The RM of Stuartburn council is hoping to find a good home for a piece of history that was discovered buried beneath one of the municipality’s roads a couple of years ago.
About four years ago, the RM of Stuartburn was doing some ditching near Caliento which including replacing existing culverts with new ones. While excavating near the corner of 46E and 9N near the old CN bridge, the municipal excavator made a unique discovery.
Instead of a traditional metal culvert or even a homemade one made of drums welded together, excavators discovered a well made antique oak culvert held together with steel rings.
Jennifer Blatz, RM of Stuartburn’s acting administrator says that the discovery was unique enough the municipality did some research into the rare find.
“I called some people inquiring as to when they thought it had been originally installed and I was alerted to the fact that the man who probably installed it was still living in Vita,” Blatz explained. “He worked with CN rail in the early twentieth century and I called him personally to see if he remembered exactly when it was installed and unbelievably he did – he indicated that the culvert was installed in or around the year of 1905.”
Despite being interred for a century, the carefully excavated piece is in remarkable condition.
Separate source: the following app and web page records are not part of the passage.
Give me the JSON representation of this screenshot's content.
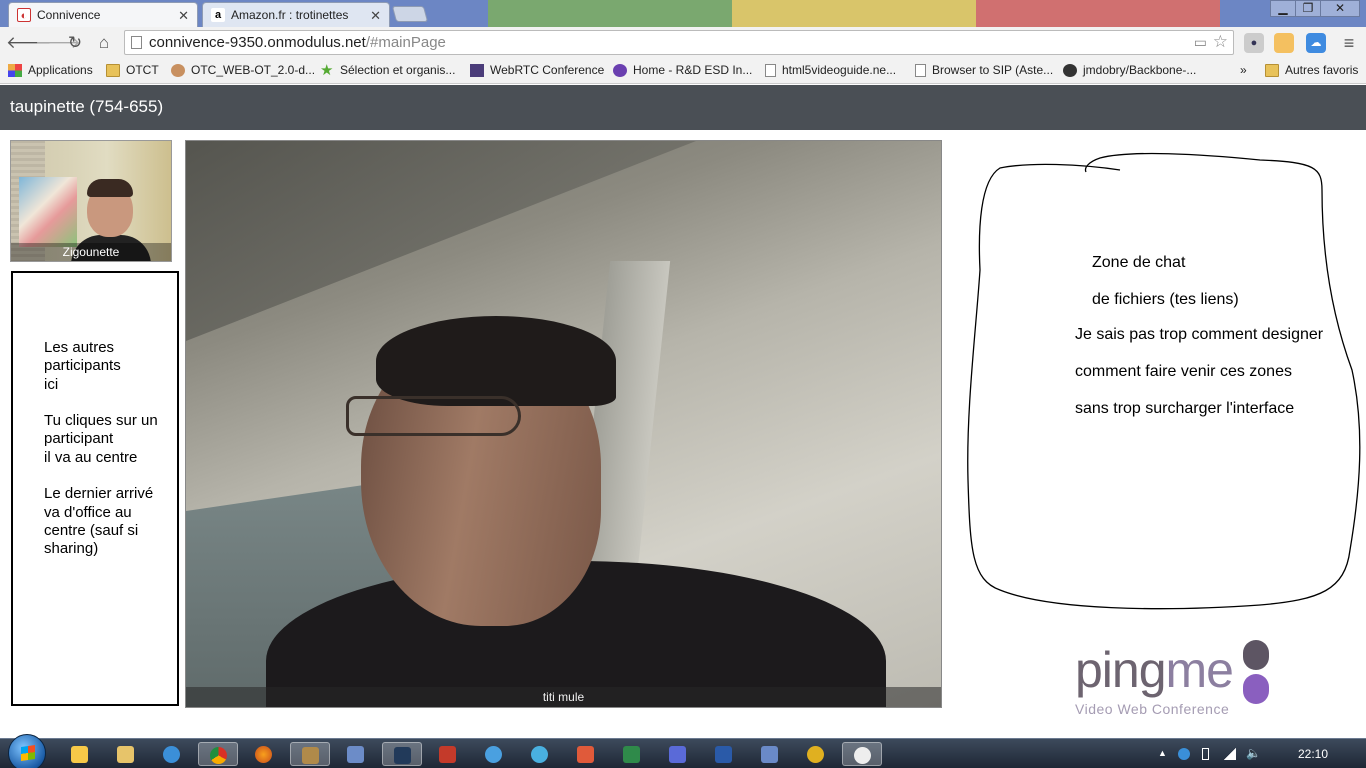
{
  "browser": {
    "tabs": [
      {
        "label": "Connivence",
        "active": true
      },
      {
        "label": "Amazon.fr : trotinettes",
        "active": false
      }
    ],
    "url_host": "connivence-9350.onmodulus.net",
    "url_path": "/#mainPage",
    "window_controls": [
      "minimize",
      "restore",
      "close"
    ]
  },
  "bookmarks": {
    "items": [
      {
        "label": "Applications",
        "icon": "apps-grid-icon"
      },
      {
        "label": "OTCT",
        "icon": "folder-icon"
      },
      {
        "label": "OTC_WEB-OT_2.0-d...",
        "icon": "user-icon"
      },
      {
        "label": "Sélection et organis...",
        "icon": "star-icon"
      },
      {
        "label": "WebRTC Conference",
        "icon": "webrtc-icon"
      },
      {
        "label": "Home - R&D ESD In...",
        "icon": "circle-logo-icon"
      },
      {
        "label": "html5videoguide.ne...",
        "icon": "page-icon"
      },
      {
        "label": "Browser to SIP (Aste...",
        "icon": "page-icon"
      },
      {
        "label": "jmdobry/Backbone-...",
        "icon": "github-icon"
      }
    ],
    "overflow": "»",
    "other": "Autres favoris"
  },
  "app": {
    "room_title": "taupinette (754-655)",
    "self_name": "Zigounette",
    "main_speaker_name": "titi mule",
    "participants_note": [
      "Les autres\nparticipants\nici",
      "Tu cliques sur un\nparticipant\nil va au centre",
      "Le dernier arrivé\nva d'office au\ncentre (sauf si\nsharing)"
    ],
    "chat_note": [
      "Zone de chat",
      "de fichiers (tes liens)",
      "Je sais pas trop comment designer",
      "comment faire venir ces zones",
      "sans trop surcharger l'interface"
    ],
    "logo": {
      "ping": "ping",
      "me": "me",
      "subtitle": "Video Web Conference",
      "color_primary": "#6d6470",
      "color_accent": "#8c7fa0"
    }
  },
  "taskbar": {
    "clock": "22:10"
  }
}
The estimated one hundred year old culvert is sitting behind the municipal office in Vita, but the RM of Stuartburn council is hoping that it will be adopted by either a museum or collector that will ensure that this unique discovery is preserved.
“It is in remarkable good shape and not something that we see very often – so far the Morris Museum has taken a piece for their displays and the reeve from Emerson has indicated an interest in taking a piece,” added Blatz.
The RM of Stuartburn invites organizations or individuals interested in preserving this remarkably sound piece of history are invited to make a request to council.
The RM of Stuartburn is hoping to find a good home for this antique culvert which has been dated as being over one hundred years old.